**PROBLEM TO SOLVE**
Copy each line of the records that holds the string "release".
Start of TASK INPUT
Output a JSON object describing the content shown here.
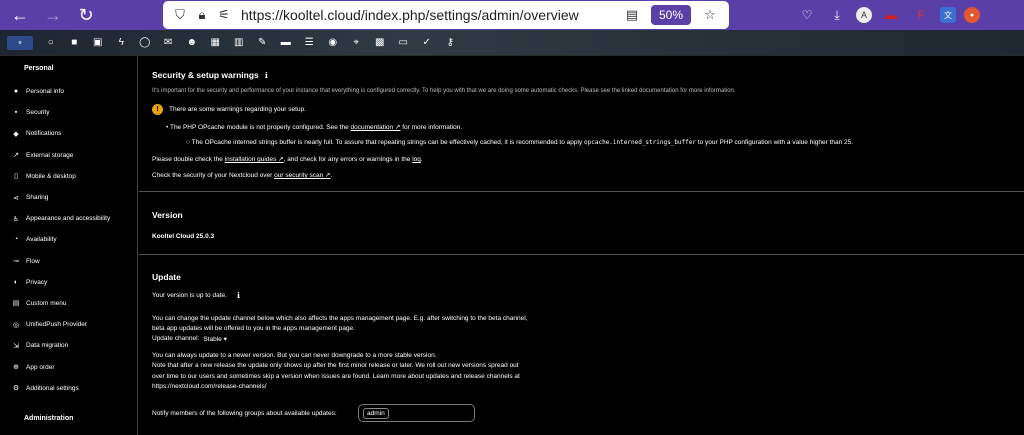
{
  "browser": {
    "url": "https://kooltel.cloud/index.php/settings/admin/overview",
    "zoom": "50%"
  },
  "sidebar": {
    "section_personal": "Personal",
    "items": [
      {
        "label": "Personal info",
        "icon": "person-icon"
      },
      {
        "label": "Security",
        "icon": "lock-icon"
      },
      {
        "label": "Notifications",
        "icon": "bell-icon"
      },
      {
        "label": "External storage",
        "icon": "external-link-icon"
      },
      {
        "label": "Mobile & desktop",
        "icon": "phone-icon"
      },
      {
        "label": "Sharing",
        "icon": "share-icon"
      },
      {
        "label": "Appearance and accessibility",
        "icon": "accessibility-icon"
      },
      {
        "label": "Availability",
        "icon": "clock-icon"
      },
      {
        "label": "Flow",
        "icon": "flow-icon"
      },
      {
        "label": "Privacy",
        "icon": "privacy-icon"
      },
      {
        "label": "Custom menu",
        "icon": "menu-icon"
      },
      {
        "label": "UnifiedPush Provider",
        "icon": "push-icon"
      },
      {
        "label": "Data migration",
        "icon": "migration-icon"
      },
      {
        "label": "App order",
        "icon": "app-order-icon"
      },
      {
        "label": "Additional settings",
        "icon": "settings-icon"
      }
    ],
    "section_admin": "Administration"
  },
  "security": {
    "title": "Security & setup warnings",
    "intro": "It's important for the security and performance of your instance that everything is configured correctly. To help you with that we are doing some automatic checks. Please see the linked documentation for more information.",
    "warning_header": "There are some warnings regarding your setup.",
    "opcache_pre": "The PHP OPcache module is not properly configured. See the",
    "opcache_link": "documentation ↗",
    "opcache_post": "for more information.",
    "buffer_pre": "The OPcache interned strings buffer is nearly full. To assure that repeating strings can be effectively cached, it is recommended to apply",
    "buffer_code": "opcache.interned_strings_buffer",
    "buffer_post": "to your PHP configuration with a value higher than",
    "buffer_value": "25.",
    "check_pre": "Please double check the",
    "check_link1": "installation guides ↗",
    "check_mid": ", and check for any errors or warnings in the",
    "check_link2": "log",
    "check_end": ".",
    "scan_pre": "Check the security of your Nextcloud over",
    "scan_link": "our security scan ↗",
    "scan_end": "."
  },
  "version": {
    "title": "Version",
    "value": "Kooltel Cloud 25.0.3"
  },
  "update": {
    "title": "Update",
    "status": "Your version is up to date.",
    "channel_line1": "You can change the update channel below which also affects the apps management page. E.g. after switching to the beta channel,",
    "channel_line2": "beta app updates will be offered to you in the apps management page.",
    "channel_label": "Update channel:",
    "channel_value": "Stable",
    "note_line1": "You can always update to a newer version. But you can never downgrade to a more stable version.",
    "note_line2": "Note that after a new release the update only shows up after the first minor release or later. We roll out new versions spread out",
    "note_line3": "over time to our users and sometimes skip a version when issues are found. Learn more about updates and release channels at",
    "note_line4": "https://nextcloud.com/release-channels/",
    "notify_label": "Notify members of the following groups about available updates:",
    "notify_group": "admin"
  }
}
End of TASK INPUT
**ANSWER**
    "note_line2": "Note that after a new release the update only shows up after the first minor release or later. We roll out new versions spread out",
    "note_line3": "over time to our users and sometimes skip a version when issues are found. Learn more about updates and release channels at",
    "note_line4": "https://nextcloud.com/release-channels/",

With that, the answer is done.